The creators drew it out on graph paper, so how hard can it be?

Mario and Luigi have been reimagined by countless gamers. Now it's your turn. (Flickr)
Mario and Luigi have been reimagined by countless gamers. Now it’s your turn. (Photo: Flickr)

As the 30th anniversary of Super Mario Bros approaches (and with it the release of Super Mario Maker, which will allow users to create their own Mario worlds), creators Shigeru Miyamoto and Takashi Tezuka shared some of the creative team’s secrets with Boing Boing. Chief among them is that workers at Nintendo would initially draw courses on graph or tracing paper, and programmers would then code them into the game.

With this revelation, Mr. Tezuka has validated the do-it-yourself aesthetic that many Mario fans have cultivated for years. Whether using animation, martial arts or music, countless video game nerds have put their own spin on Mario’s world.

Some gamers have made strides without even leaving the game itself. Case in point: earlier this year Mario player SethBling showed us all how it was done when he beat Super Mario World in under five minutes. SethBling achieved this speedrun by combining glitches already present in the game with new ones that he executed; this lethal combination created actionable code. Players who use this wormhole are transported right to the game’s end credits, without having to deal with one challenge. On his first try, SethBling beat the game in 5:59, but after some more clever code exploitation he got his time down to 4:49.

If coding isn’t your cup of tea, you can always create your own Mario/Luigi narrative with some clever editing. That’s what YouTuber MJacobBarker did when he created the two-part opus “Luigi trys to kill Mario” (sic). The videos basically consist of the two characters chasing each other and engaging in staring contests, interspersed with shots of Mario sleeping and Luigi wearing angel wings. (First video is below, second one is linked in the sidebar).

Some Mario fans have tried to bring the game’s moves into the real world. California’s Tempest Freerunning Academy produced a Mario-inspired promo video for their gym, featuring employees running and jumping off the walls while demonstrating parkour, the closest you can get to being Mario in real life. (Bonus: the video is set to an awesome remix of Ellie Goulding’s “Lights”).

And finally, even if you don’t have the physical agility to bounce off walls like Mario, indie rock band Minibosses proves that all you need to feel like you’re in the game is an electric guitar.

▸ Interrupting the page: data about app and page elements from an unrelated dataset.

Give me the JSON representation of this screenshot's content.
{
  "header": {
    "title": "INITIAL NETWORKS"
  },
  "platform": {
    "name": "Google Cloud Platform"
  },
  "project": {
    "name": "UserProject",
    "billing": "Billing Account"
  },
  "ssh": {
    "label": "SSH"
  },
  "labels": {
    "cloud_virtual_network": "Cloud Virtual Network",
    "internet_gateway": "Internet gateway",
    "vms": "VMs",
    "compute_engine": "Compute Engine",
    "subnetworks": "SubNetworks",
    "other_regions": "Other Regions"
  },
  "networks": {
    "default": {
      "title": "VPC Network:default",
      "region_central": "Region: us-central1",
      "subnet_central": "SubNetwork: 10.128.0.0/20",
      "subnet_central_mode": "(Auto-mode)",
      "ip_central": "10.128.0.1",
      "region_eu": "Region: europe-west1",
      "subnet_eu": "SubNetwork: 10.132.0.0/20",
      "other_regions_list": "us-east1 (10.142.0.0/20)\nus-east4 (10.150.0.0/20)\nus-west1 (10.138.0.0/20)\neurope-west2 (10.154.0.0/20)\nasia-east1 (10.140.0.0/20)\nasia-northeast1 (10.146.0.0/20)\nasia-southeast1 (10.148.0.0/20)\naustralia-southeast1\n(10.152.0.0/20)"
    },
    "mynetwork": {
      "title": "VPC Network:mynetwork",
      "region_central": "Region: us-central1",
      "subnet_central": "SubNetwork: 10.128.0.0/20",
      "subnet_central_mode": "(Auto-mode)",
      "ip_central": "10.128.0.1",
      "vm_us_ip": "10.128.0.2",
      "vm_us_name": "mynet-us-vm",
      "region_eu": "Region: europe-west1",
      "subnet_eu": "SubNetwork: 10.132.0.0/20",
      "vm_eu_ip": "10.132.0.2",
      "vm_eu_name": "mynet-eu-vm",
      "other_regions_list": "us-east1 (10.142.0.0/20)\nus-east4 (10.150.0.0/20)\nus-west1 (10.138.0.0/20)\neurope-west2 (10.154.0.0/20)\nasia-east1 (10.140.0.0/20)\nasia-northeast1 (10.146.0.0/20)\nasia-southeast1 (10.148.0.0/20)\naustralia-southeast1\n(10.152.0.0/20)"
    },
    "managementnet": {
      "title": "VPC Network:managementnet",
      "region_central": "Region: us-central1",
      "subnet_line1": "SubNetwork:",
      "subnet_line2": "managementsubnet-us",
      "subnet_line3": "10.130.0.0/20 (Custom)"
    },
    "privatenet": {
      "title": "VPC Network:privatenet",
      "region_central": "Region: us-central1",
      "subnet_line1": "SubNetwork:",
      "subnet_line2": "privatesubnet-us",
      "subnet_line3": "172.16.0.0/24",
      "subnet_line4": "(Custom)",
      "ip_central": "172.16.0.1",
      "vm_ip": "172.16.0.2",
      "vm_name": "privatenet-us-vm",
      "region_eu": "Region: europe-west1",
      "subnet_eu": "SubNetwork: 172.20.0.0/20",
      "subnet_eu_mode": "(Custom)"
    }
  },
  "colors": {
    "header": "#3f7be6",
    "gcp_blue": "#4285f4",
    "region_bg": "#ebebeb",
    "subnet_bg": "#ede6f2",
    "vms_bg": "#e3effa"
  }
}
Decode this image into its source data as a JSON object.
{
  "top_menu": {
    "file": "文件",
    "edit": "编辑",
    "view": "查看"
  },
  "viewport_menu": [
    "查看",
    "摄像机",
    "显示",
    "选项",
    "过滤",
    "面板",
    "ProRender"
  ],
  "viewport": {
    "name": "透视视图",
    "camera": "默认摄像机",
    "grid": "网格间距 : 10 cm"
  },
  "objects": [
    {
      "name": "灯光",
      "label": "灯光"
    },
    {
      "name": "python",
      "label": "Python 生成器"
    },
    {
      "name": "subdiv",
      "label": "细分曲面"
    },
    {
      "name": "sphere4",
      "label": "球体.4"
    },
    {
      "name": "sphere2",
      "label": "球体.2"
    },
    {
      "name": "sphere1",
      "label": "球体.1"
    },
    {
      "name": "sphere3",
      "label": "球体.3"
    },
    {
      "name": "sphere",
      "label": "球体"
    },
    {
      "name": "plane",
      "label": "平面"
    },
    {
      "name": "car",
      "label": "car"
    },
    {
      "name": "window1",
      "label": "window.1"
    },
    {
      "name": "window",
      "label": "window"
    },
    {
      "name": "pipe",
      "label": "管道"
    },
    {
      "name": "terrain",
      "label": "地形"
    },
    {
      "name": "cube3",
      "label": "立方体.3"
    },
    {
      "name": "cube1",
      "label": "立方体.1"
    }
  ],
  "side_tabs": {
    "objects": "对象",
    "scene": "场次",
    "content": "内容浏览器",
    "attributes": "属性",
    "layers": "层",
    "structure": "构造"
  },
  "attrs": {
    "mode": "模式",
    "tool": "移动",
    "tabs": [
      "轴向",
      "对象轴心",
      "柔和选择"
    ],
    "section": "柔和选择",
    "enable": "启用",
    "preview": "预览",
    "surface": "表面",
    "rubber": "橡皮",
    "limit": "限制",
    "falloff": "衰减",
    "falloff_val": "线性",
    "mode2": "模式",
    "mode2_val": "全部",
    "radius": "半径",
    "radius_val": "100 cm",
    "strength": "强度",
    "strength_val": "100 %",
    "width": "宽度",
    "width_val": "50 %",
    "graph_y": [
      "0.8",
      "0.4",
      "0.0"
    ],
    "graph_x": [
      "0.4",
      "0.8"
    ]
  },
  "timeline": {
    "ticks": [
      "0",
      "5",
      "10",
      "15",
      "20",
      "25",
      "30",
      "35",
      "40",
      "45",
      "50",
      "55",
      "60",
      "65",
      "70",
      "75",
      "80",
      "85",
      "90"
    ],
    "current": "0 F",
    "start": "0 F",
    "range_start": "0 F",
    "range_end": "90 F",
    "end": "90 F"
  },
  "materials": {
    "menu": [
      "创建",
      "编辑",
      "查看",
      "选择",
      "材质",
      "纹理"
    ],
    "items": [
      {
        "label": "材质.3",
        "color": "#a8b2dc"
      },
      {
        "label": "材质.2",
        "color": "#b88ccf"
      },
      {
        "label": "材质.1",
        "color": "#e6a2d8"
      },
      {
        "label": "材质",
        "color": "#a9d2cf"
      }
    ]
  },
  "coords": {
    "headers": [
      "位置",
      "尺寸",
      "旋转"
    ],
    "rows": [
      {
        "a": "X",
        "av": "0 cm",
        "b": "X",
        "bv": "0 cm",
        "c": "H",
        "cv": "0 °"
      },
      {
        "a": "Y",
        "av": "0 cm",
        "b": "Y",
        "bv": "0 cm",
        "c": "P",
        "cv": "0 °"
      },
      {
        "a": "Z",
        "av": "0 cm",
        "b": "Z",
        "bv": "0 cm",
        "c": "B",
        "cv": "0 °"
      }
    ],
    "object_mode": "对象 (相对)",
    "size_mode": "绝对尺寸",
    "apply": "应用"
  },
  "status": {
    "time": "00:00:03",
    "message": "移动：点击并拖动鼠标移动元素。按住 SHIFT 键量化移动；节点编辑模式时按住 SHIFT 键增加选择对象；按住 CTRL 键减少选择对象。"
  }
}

On their album Brass, they include a medley of music from Super Mario Bros 2 so Mario fans can rock out even when they’re not at the controller.

Video game nerds: Use these four examples as templates and create your own original Mario tribute—otherwise Mr. Miyamoto will have used all that graph paper for nothing. Even You Can Create an Original Riff on Super Mario